Please return all lines of the data below containing the string "true".

(Website and app data records)
# # # # # # #

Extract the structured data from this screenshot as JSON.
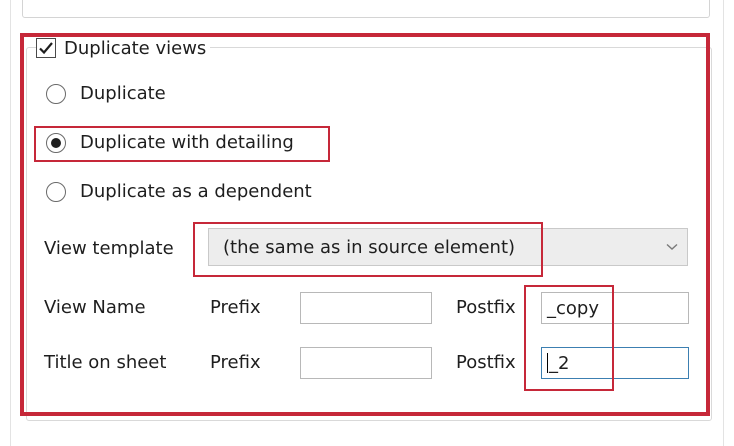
{
  "group": {
    "checkbox_label": "Duplicate views",
    "checkbox_checked": true
  },
  "radios": [
    {
      "label": "Duplicate",
      "selected": false
    },
    {
      "label": "Duplicate with detailing",
      "selected": true
    },
    {
      "label": "Duplicate as a dependent",
      "selected": false
    }
  ],
  "view_template": {
    "label": "View template",
    "value": "(the same as in source element)"
  },
  "view_name": {
    "label": "View Name",
    "prefix_label": "Prefix",
    "prefix_value": "",
    "postfix_label": "Postfix",
    "postfix_value": "_copy"
  },
  "title_on_sheet": {
    "label": "Title on sheet",
    "prefix_label": "Prefix",
    "prefix_value": "",
    "postfix_label": "Postfix",
    "postfix_value": "_2"
  },
  "colors": {
    "annotation_red": "#c62839",
    "focus_blue": "#3c7fb1"
  }
}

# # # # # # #

# RESPONSE BELOW
    "checkbox_checked": true
      "selected": true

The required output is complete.